Five Things to Consider When Cleaning Your SLS Prints
Being a powder-based process, any SLS project will be inherently messy, especially during the post-processing, when support materials need to be removed and excess powder extracted before the curing stage. That’s why it’s important to pay close attention to the cleaning process and make sure it is treated as a key part of your post-processing stage. While this may seem simple, it can in fact prove deceptively difficult if you wish to avoid damaging your finished parts. However, with the right approach to cleaning parts, it is possible to achieve results that look great and can be used in a wide range of contexts.
Consider these five points:
1) How fragile is your part?
First of all, consider whether any cleaning method utilised may break or deform fragile parts of your model. SLS prints often have parts that are easily breakable, which means faster, more aggressive cleaning methods may not be appropriate. A gentle wash with hot, soapy water or alcohol will be better for removing excess powder, even if it takes longer, rather than a bead-blast or shot of compressed air.
2) Is your workspace properly prepared?
Make sure you work in a well-ventilated area with a dust extractor and will be able to dispose of any material wastage when you are done, whether that means recycling it or disposing of it safely.

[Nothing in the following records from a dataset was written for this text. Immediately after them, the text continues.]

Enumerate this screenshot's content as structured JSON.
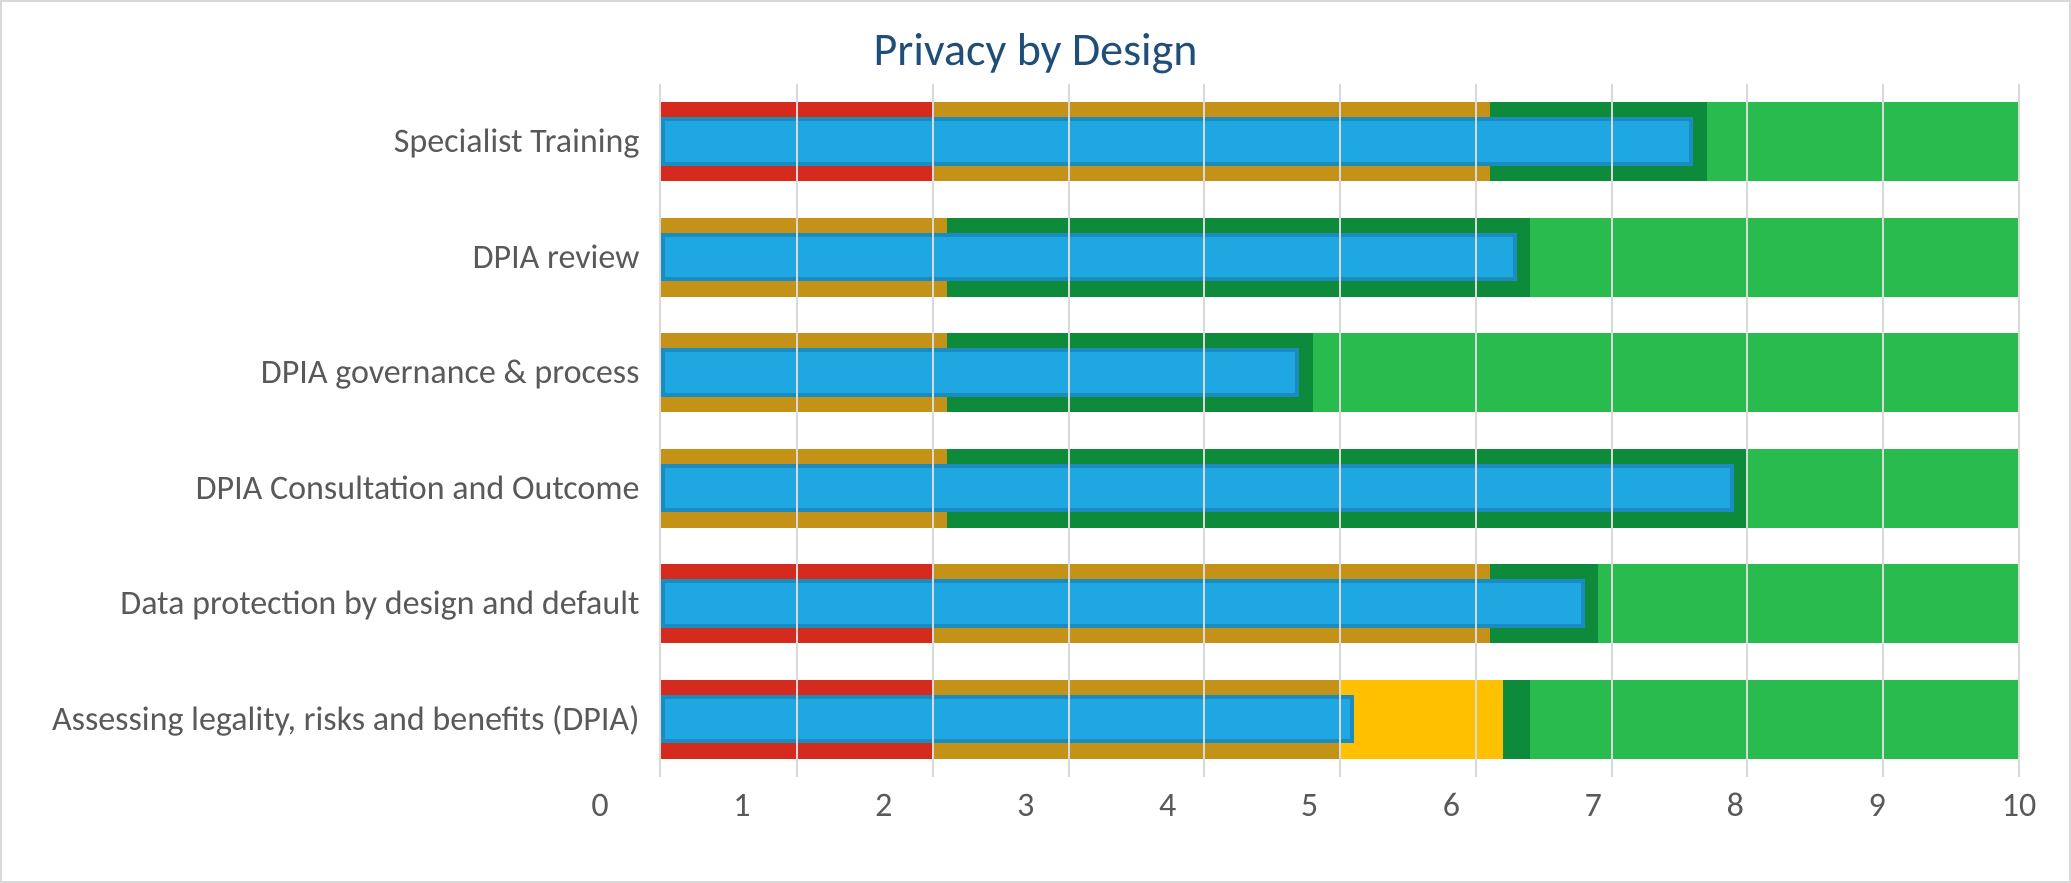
{
  "chart_data": {
    "type": "bar",
    "orientation": "horizontal",
    "title": "Privacy by Design",
    "xlabel": "",
    "ylabel": "",
    "xlim": [
      0,
      10
    ],
    "x_ticks": [
      0,
      1,
      2,
      3,
      4,
      5,
      6,
      7,
      8,
      9,
      10
    ],
    "categories": [
      "Specialist Training",
      "DPIA review",
      "DPIA governance & process",
      "DPIA Consultation and Outcome",
      "Data protection by design and default",
      "Assessing  legality, risks and benefits (DPIA)"
    ],
    "series": [
      {
        "name": "score",
        "values": [
          7.6,
          6.3,
          4.7,
          7.9,
          6.8,
          5.1
        ]
      },
      {
        "name": "zone_red_end",
        "values": [
          2.0,
          0.0,
          0.0,
          0.0,
          2.0,
          2.0
        ]
      },
      {
        "name": "zone_gold_end",
        "values": [
          6.1,
          2.1,
          2.1,
          2.1,
          6.1,
          5.0
        ]
      },
      {
        "name": "zone_yellow_end",
        "values": [
          6.1,
          2.1,
          2.1,
          2.1,
          6.1,
          6.2
        ]
      },
      {
        "name": "zone_dkgrn_end",
        "values": [
          7.7,
          6.4,
          4.8,
          8.0,
          6.9,
          6.4
        ]
      },
      {
        "name": "zone_green_end",
        "values": [
          10.0,
          10.0,
          10.0,
          10.0,
          10.0,
          10.0
        ]
      }
    ],
    "colors": {
      "score_fill": "#1ea7e1",
      "score_border": "#1a8cc0",
      "red": "#d52b1e",
      "gold": "#c39217",
      "yellow": "#ffc000",
      "dkgreen": "#0e8a3b",
      "green": "#2abb4f",
      "title": "#1f4e79",
      "axis": "#595959",
      "grid": "#d9d9d9"
    }
  }
}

Bear in mind that many of the printing materials and chemicals used in SLS can potentially be toxic, so exercise all the appropriate safety measures (as we discussed in our last blog post). For example, if you are using an acetone vapour approach to smooth your part, make sure you follow the instructions on how to safely dispose of the leftover liquid.
3) Is there any excess dye left on your part?

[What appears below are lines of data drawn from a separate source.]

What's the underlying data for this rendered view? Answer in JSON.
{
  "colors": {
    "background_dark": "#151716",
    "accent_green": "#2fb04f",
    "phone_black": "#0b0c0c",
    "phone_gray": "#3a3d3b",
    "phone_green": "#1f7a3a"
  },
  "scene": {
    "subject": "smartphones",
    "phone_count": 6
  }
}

If you’re dyeing your part, it’s important that any leftover dye is carefully removed when it is removed from the dye bed. This is typically done with cold water, but you might want to give your parts a few minutes in boiling water, to make completely sure of a clean result. This is especially important for functional parts, as any excess dye on the surface can subtly affect a part’s dimensions and mechanical qualities.

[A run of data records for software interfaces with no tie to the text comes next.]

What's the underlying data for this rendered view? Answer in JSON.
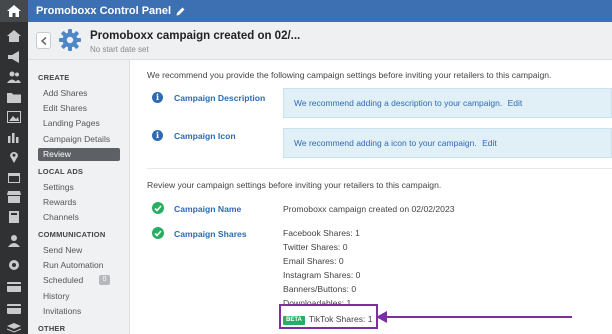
{
  "app": {
    "title": "Promoboxx Control Panel"
  },
  "campaign": {
    "title": "Promoboxx campaign created on 02/...",
    "subtitle": "No start date set"
  },
  "sidebar": {
    "sections": [
      {
        "label": "CREATE",
        "items": [
          {
            "label": "Add Shares"
          },
          {
            "label": "Edit Shares"
          },
          {
            "label": "Landing Pages"
          },
          {
            "label": "Campaign Details"
          },
          {
            "label": "Review",
            "active": true
          }
        ]
      },
      {
        "label": "LOCAL ADS",
        "items": [
          {
            "label": "Settings"
          },
          {
            "label": "Rewards"
          },
          {
            "label": "Channels"
          }
        ]
      },
      {
        "label": "COMMUNICATION",
        "items": [
          {
            "label": "Send New"
          },
          {
            "label": "Run Automation"
          },
          {
            "label": "Scheduled",
            "badge": "0"
          },
          {
            "label": "History"
          },
          {
            "label": "Invitations"
          }
        ]
      },
      {
        "label": "OTHER",
        "items": []
      }
    ]
  },
  "main": {
    "recommend_text": "We recommend you provide the following campaign settings before inviting your retailers to this campaign.",
    "recommendations": [
      {
        "label": "Campaign Description",
        "message": "We recommend adding a description to your campaign.",
        "edit": "Edit"
      },
      {
        "label": "Campaign Icon",
        "message": "We recommend adding a icon to your campaign.",
        "edit": "Edit"
      }
    ],
    "review_text": "Review your campaign settings before inviting your retailers to this campaign.",
    "review": {
      "name_label": "Campaign Name",
      "name_value": "Promoboxx campaign created on 02/02/2023",
      "shares_label": "Campaign Shares",
      "shares": [
        "Facebook Shares: 1",
        "Twitter Shares: 0",
        "Email Shares: 0",
        "Instagram Shares: 0",
        "Banners/Buttons: 0",
        "Downloadables: 1"
      ],
      "tiktok": {
        "badge": "BETA",
        "label": "TikTok Shares: 1"
      }
    }
  },
  "colors": {
    "topbar": "#3c70b3",
    "rail": "#2f3133",
    "accent_blue": "#2d6bb3",
    "success_green": "#27ae60",
    "highlight_purple": "#7b2fa0"
  }
}
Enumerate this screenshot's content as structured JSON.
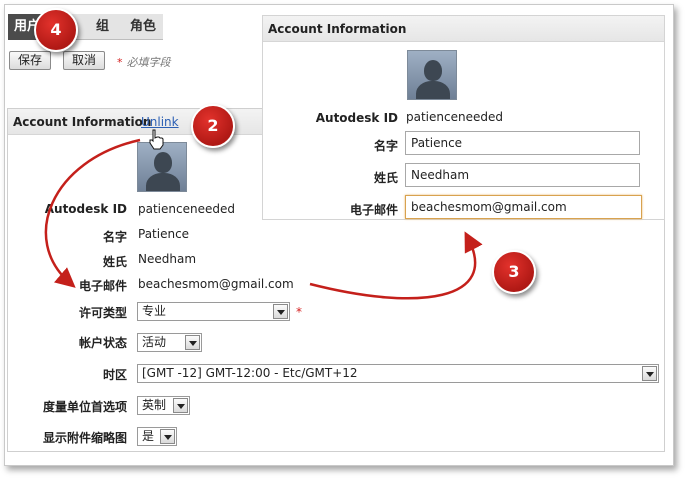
{
  "tabs": [
    {
      "label": "用户",
      "active": true
    },
    {
      "label": "组",
      "active": false
    },
    {
      "label": "角色",
      "active": false
    }
  ],
  "toolbar": {
    "save_label": "保存",
    "cancel_label": "取消",
    "required_star": "*",
    "required_note": "必填字段"
  },
  "main_panel": {
    "title": "Account Information",
    "unlink_label": "Unlink",
    "avatar_icon": "user-silhouette-icon",
    "fields": {
      "autodesk_id": {
        "label": "Autodesk ID",
        "value": "patienceneeded"
      },
      "first_name": {
        "label": "名字",
        "value": "Patience"
      },
      "last_name": {
        "label": "姓氏",
        "value": "Needham"
      },
      "email": {
        "label": "电子邮件",
        "value": "beachesmom@gmail.com"
      },
      "license_type": {
        "label": "许可类型",
        "value": "专业",
        "required_star": "*"
      },
      "account_status": {
        "label": "帐户状态",
        "value": "活动"
      },
      "timezone": {
        "label": "时区",
        "value": "[GMT -12] GMT-12:00 - Etc/GMT+12"
      },
      "units": {
        "label": "度量单位首选项",
        "value": "英制"
      },
      "thumbnails": {
        "label": "显示附件缩略图",
        "value": "是"
      }
    }
  },
  "overlay_panel": {
    "title": "Account Information",
    "avatar_icon": "user-silhouette-icon",
    "fields": {
      "autodesk_id": {
        "label": "Autodesk ID",
        "value": "patienceneeded"
      },
      "first_name": {
        "label": "名字",
        "value": "Patience"
      },
      "last_name": {
        "label": "姓氏",
        "value": "Needham"
      },
      "email": {
        "label": "电子邮件",
        "value": "beachesmom@gmail.com"
      }
    }
  },
  "callouts": {
    "two": "2",
    "three": "3",
    "four": "4"
  },
  "colors": {
    "callout": "#c4201b",
    "link": "#2b5fb4",
    "required": "#d42020",
    "focus_border": "#d8a24f"
  }
}
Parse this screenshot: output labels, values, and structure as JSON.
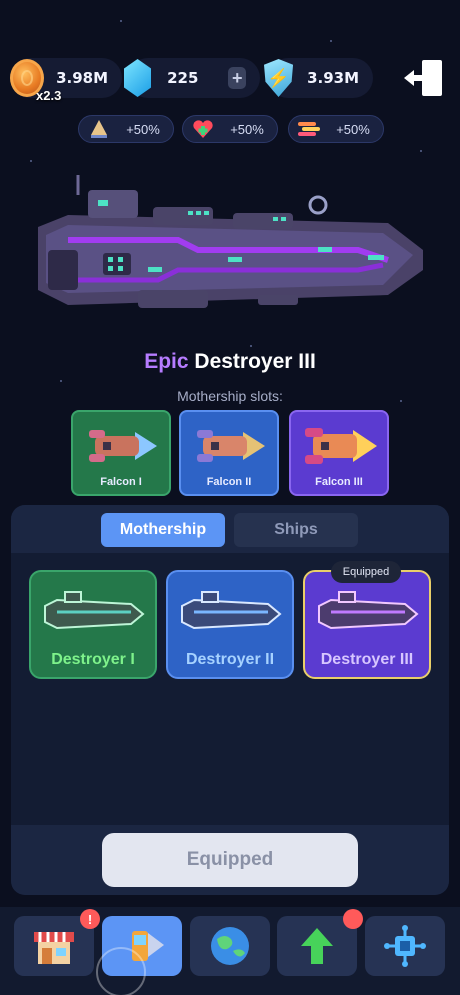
{
  "resources": {
    "coins": "3.98M",
    "coin_multiplier": "x2.3",
    "gems": "225",
    "add_label": "+",
    "energy": "3.93M"
  },
  "boosts": [
    {
      "icon": "drill-icon",
      "value": "+50%"
    },
    {
      "icon": "heart-icon",
      "value": "+50%"
    },
    {
      "icon": "fire-icon",
      "value": "+50%"
    }
  ],
  "mothership": {
    "rarity": "Epic",
    "name": "Destroyer III",
    "slots_label": "Mothership slots:",
    "slots": [
      {
        "label": "Falcon I",
        "color": "#24784a"
      },
      {
        "label": "Falcon II",
        "color": "#2e63c6"
      },
      {
        "label": "Falcon III",
        "color": "#5b3bd0"
      }
    ]
  },
  "tabs": [
    {
      "label": "Mothership",
      "active": true
    },
    {
      "label": "Ships",
      "active": false
    }
  ],
  "cards": [
    {
      "name": "Destroyer I",
      "color": "#24784a",
      "text_color": "#7ef28b"
    },
    {
      "name": "Destroyer II",
      "color": "#2e63c6",
      "text_color": "#a6d2ff"
    },
    {
      "name": "Destroyer III",
      "color": "#5b3bd0",
      "text_color": "#d7c6ff",
      "equipped": true
    }
  ],
  "equipped_tag": "Equipped",
  "equip_button": "Equipped",
  "nav": [
    {
      "icon": "shop-icon",
      "badge": "!"
    },
    {
      "icon": "ships-icon",
      "active": true
    },
    {
      "icon": "planet-icon"
    },
    {
      "icon": "upgrade-arrow-icon",
      "badge": ""
    },
    {
      "icon": "research-chip-icon"
    }
  ]
}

4) What industry regulations do you need to consider?
Depending on the intended use for your part, there may be industry regulations that need to be taken into account during the cleaning process. For example, 3D printed parts that will be used in the medical field must adhere to the most rigorous hygienic regulations, which means they must be remain completely free of dust and bacteria at all times. This must be factored into the cleaning process, to ensure the end result is completely sterile. In such cases, ultrasonic cleaning would be the most appropriate choice, as this will minimise any chance of the part becoming contaminated in any way prior to finishing. If you will be producing medical parts on a regular basis, consider moving production to a dedicated clean room.
5) How will you ensure your part stays clean?
SLS printing materials are naturally porous, which means they will absorb dirt and bacteria very easily. Once your parts have been cleaned and the right finish achieved, it’s important that they stay pristine in order to both look great and meet all relevant industry regulations. We would therefore recommend you seal your part. This will help protect it from dirt and finger-marks, and also ensure it can easily be cleaned later. There are a number of options available when it comes to finishing, which we looked at in detail in this previous blog post.